== EXERCISE REQUIREMENTS ==
Give the data again exactly as it appears.

== PROVIDED INFORMATION ==

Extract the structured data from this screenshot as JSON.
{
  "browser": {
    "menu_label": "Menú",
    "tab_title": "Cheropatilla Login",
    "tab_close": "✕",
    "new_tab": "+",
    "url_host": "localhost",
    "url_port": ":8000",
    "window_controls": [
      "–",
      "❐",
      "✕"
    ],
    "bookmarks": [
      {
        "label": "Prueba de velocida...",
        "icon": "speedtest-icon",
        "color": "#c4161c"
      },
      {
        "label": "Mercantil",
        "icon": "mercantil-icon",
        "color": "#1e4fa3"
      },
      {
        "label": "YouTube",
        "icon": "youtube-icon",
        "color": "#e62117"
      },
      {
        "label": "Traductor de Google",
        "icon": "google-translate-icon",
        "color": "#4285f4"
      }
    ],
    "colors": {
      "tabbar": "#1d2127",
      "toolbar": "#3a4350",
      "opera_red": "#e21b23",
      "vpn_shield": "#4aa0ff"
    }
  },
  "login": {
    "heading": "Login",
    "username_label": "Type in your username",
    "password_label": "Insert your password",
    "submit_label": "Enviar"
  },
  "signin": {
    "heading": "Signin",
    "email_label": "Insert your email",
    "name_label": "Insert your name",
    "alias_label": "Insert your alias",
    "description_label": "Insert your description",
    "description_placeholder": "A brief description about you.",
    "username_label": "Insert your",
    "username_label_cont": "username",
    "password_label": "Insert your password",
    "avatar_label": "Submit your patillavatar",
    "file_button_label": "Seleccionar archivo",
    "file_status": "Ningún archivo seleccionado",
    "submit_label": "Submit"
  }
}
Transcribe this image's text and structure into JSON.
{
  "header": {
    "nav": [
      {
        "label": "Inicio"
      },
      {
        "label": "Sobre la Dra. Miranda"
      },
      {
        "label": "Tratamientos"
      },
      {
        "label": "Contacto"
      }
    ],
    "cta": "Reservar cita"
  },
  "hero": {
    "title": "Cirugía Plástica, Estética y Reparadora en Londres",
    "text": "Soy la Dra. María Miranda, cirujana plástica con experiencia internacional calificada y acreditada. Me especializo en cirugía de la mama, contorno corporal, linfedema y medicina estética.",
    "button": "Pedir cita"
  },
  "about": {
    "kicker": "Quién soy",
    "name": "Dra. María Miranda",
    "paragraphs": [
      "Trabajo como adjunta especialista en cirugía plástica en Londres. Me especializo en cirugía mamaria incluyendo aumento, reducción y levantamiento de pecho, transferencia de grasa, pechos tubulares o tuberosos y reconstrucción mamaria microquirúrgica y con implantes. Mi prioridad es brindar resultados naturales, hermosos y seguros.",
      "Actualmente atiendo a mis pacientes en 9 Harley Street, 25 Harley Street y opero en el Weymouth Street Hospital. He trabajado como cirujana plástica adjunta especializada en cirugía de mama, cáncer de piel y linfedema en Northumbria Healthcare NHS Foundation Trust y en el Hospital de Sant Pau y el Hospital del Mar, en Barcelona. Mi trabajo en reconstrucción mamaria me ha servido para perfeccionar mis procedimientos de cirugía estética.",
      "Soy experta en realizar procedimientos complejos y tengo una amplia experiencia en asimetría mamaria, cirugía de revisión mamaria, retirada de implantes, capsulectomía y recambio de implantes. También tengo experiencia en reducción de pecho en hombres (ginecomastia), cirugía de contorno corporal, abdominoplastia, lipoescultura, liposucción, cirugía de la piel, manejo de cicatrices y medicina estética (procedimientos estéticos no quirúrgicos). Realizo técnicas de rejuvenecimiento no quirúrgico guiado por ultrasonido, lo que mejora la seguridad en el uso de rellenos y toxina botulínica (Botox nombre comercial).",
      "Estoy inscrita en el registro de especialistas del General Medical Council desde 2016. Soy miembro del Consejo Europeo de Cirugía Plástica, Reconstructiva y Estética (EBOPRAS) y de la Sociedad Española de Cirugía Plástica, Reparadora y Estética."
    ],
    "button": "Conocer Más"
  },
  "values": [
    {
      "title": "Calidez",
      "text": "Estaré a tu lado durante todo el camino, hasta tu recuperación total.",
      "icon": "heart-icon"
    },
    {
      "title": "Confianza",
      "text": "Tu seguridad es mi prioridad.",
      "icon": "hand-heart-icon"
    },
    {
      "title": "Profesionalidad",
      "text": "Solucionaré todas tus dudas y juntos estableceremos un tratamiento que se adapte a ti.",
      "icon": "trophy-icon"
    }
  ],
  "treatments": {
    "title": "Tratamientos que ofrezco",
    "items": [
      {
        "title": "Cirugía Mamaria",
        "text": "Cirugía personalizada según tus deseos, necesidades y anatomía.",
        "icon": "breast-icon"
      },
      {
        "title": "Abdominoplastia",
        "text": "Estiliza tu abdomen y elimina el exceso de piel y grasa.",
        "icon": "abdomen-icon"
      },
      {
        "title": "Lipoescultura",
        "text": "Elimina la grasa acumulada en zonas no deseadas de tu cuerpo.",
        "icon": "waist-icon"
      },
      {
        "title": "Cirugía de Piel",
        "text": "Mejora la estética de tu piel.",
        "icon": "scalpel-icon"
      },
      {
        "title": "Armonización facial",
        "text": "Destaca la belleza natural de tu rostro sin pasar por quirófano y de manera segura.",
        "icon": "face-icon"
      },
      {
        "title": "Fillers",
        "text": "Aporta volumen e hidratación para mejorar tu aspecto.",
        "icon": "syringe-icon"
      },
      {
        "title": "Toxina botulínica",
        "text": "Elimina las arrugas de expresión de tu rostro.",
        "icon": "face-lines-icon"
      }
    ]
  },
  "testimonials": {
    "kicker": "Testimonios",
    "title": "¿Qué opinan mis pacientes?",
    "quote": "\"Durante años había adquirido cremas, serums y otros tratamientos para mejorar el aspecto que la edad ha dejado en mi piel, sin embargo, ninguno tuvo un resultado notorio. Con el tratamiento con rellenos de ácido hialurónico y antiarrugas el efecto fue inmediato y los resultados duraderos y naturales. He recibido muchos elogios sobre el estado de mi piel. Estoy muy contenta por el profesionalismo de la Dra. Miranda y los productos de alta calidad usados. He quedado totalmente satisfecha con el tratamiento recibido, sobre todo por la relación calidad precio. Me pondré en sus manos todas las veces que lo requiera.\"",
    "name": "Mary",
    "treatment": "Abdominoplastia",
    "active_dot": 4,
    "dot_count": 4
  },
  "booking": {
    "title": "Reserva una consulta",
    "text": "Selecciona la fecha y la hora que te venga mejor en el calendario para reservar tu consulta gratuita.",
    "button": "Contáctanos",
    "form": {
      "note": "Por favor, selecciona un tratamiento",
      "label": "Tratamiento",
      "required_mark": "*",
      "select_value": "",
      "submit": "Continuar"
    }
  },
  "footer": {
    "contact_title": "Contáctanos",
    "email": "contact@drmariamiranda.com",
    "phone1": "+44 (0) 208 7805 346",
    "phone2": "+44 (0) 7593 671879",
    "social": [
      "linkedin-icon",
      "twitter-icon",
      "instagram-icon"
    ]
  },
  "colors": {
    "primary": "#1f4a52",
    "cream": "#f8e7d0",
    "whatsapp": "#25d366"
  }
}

== RESULT OF THIS TASK ==
Extract the structured data from this screenshot as JSON.
{
  "browser": {
    "menu_label": "Menú",
    "tab_title": "Cheropatilla Login",
    "tab_close": "✕",
    "new_tab": "+",
    "url_host": "localhost",
    "url_port": ":8000",
    "window_controls": [
      "–",
      "❐",
      "✕"
    ],
    "bookmarks": [
      {
        "label": "Prueba de velocida...",
        "icon": "speedtest-icon",
        "color": "#c4161c"
      },
      {
        "label": "Mercantil",
        "icon": "mercantil-icon",
        "color": "#1e4fa3"
      },
      {
        "label": "YouTube",
        "icon": "youtube-icon",
        "color": "#e62117"
      },
      {
        "label": "Traductor de Google",
        "icon": "google-translate-icon",
        "color": "#4285f4"
      }
    ],
    "colors": {
      "tabbar": "#1d2127",
      "toolbar": "#3a4350",
      "opera_red": "#e21b23",
      "vpn_shield": "#4aa0ff"
    }
  },
  "login": {
    "heading": "Login",
    "username_label": "Type in your username",
    "password_label": "Insert your password",
    "submit_label": "Enviar"
  },
  "signin": {
    "heading": "Signin",
    "email_label": "Insert your email",
    "name_label": "Insert your name",
    "alias_label": "Insert your alias",
    "description_label": "Insert your description",
    "description_placeholder": "A brief description about you.",
    "username_label": "Insert your",
    "username_label_cont": "username",
    "password_label": "Insert your password",
    "avatar_label": "Submit your patillavatar",
    "file_button_label": "Seleccionar archivo",
    "file_status": "Ningún archivo seleccionado",
    "submit_label": "Submit"
  }
}
Transcribe this image's text and structure into JSON.
{
  "header": {
    "nav": [
      {
        "label": "Inicio"
      },
      {
        "label": "Sobre la Dra. Miranda"
      },
      {
        "label": "Tratamientos"
      },
      {
        "label": "Contacto"
      }
    ],
    "cta": "Reservar cita"
  },
  "hero": {
    "title": "Cirugía Plástica, Estética y Reparadora en Londres",
    "text": "Soy la Dra. María Miranda, cirujana plástica con experiencia internacional calificada y acreditada. Me especializo en cirugía de la mama, contorno corporal, linfedema y medicina estética.",
    "button": "Pedir cita"
  },
  "about": {
    "kicker": "Quién soy",
    "name": "Dra. María Miranda",
    "paragraphs": [
      "Trabajo como adjunta especialista en cirugía plástica en Londres. Me especializo en cirugía mamaria incluyendo aumento, reducción y levantamiento de pecho, transferencia de grasa, pechos tubulares o tuberosos y reconstrucción mamaria microquirúrgica y con implantes. Mi prioridad es brindar resultados naturales, hermosos y seguros.",
      "Actualmente atiendo a mis pacientes en 9 Harley Street, 25 Harley Street y opero en el Weymouth Street Hospital. He trabajado como cirujana plástica adjunta especializada en cirugía de mama, cáncer de piel y linfedema en Northumbria Healthcare NHS Foundation Trust y en el Hospital de Sant Pau y el Hospital del Mar, en Barcelona. Mi trabajo en reconstrucción mamaria me ha servido para perfeccionar mis procedimientos de cirugía estética.",
      "Soy experta en realizar procedimientos complejos y tengo una amplia experiencia en asimetría mamaria, cirugía de revisión mamaria, retirada de implantes, capsulectomía y recambio de implantes. También tengo experiencia en reducción de pecho en hombres (ginecomastia), cirugía de contorno corporal, abdominoplastia, lipoescultura, liposucción, cirugía de la piel, manejo de cicatrices y medicina estética (procedimientos estéticos no quirúrgicos). Realizo técnicas de rejuvenecimiento no quirúrgico guiado por ultrasonido, lo que mejora la seguridad en el uso de rellenos y toxina botulínica (Botox nombre comercial).",
      "Estoy inscrita en el registro de especialistas del General Medical Council desde 2016. Soy miembro del Consejo Europeo de Cirugía Plástica, Reconstructiva y Estética (EBOPRAS) y de la Sociedad Española de Cirugía Plástica, Reparadora y Estética."
    ],
    "button": "Conocer Más"
  },
  "values": [
    {
      "title": "Calidez",
      "text": "Estaré a tu lado durante todo el camino, hasta tu recuperación total.",
      "icon": "heart-icon"
    },
    {
      "title": "Confianza",
      "text": "Tu seguridad es mi prioridad.",
      "icon": "hand-heart-icon"
    },
    {
      "title": "Profesionalidad",
      "text": "Solucionaré todas tus dudas y juntos estableceremos un tratamiento que se adapte a ti.",
      "icon": "trophy-icon"
    }
  ],
  "treatments": {
    "title": "Tratamientos que ofrezco",
    "items": [
      {
        "title": "Cirugía Mamaria",
        "text": "Cirugía personalizada según tus deseos, necesidades y anatomía.",
        "icon": "breast-icon"
      },
      {
        "title": "Abdominoplastia",
        "text": "Estiliza tu abdomen y elimina el exceso de piel y grasa.",
        "icon": "abdomen-icon"
      },
      {
        "title": "Lipoescultura",
        "text": "Elimina la grasa acumulada en zonas no deseadas de tu cuerpo.",
        "icon": "waist-icon"
      },
      {
        "title": "Cirugía de Piel",
        "text": "Mejora la estética de tu piel.",
        "icon": "scalpel-icon"
      },
      {
        "title": "Armonización facial",
        "text": "Destaca la belleza natural de tu rostro sin pasar por quirófano y de manera segura.",
        "icon": "face-icon"
      },
      {
        "title": "Fillers",
        "text": "Aporta volumen e hidratación para mejorar tu aspecto.",
        "icon": "syringe-icon"
      },
      {
        "title": "Toxina botulínica",
        "text": "Elimina las arrugas de expresión de tu rostro.",
        "icon": "face-lines-icon"
      }
    ]
  },
  "testimonials": {
    "kicker": "Testimonios",
    "title": "¿Qué opinan mis pacientes?",
    "quote": "\"Durante años había adquirido cremas, serums y otros tratamientos para mejorar el aspecto que la edad ha dejado en mi piel, sin embargo, ninguno tuvo un resultado notorio. Con el tratamiento con rellenos de ácido hialurónico y antiarrugas el efecto fue inmediato y los resultados duraderos y naturales. He recibido muchos elogios sobre el estado de mi piel. Estoy muy contenta por el profesionalismo de la Dra. Miranda y los productos de alta calidad usados. He quedado totalmente satisfecha con el tratamiento recibido, sobre todo por la relación calidad precio. Me pondré en sus manos todas las veces que lo requiera.\"",
    "name": "Mary",
    "treatment": "Abdominoplastia",
    "active_dot": 4,
    "dot_count": 4
  },
  "booking": {
    "title": "Reserva una consulta",
    "text": "Selecciona la fecha y la hora que te venga mejor en el calendario para reservar tu consulta gratuita.",
    "button": "Contáctanos",
    "form": {
      "note": "Por favor, selecciona un tratamiento",
      "label": "Tratamiento",
      "required_mark": "*",
      "select_value": "",
      "submit": "Continuar"
    }
  },
  "footer": {
    "contact_title": "Contáctanos",
    "email": "contact@drmariamiranda.com",
    "phone1": "+44 (0) 208 7805 346",
    "phone2": "+44 (0) 7593 671879",
    "social": [
      "linkedin-icon",
      "twitter-icon",
      "instagram-icon"
    ]
  },
  "colors": {
    "primary": "#1f4a52",
    "cream": "#f8e7d0",
    "whatsapp": "#25d366"
  }
}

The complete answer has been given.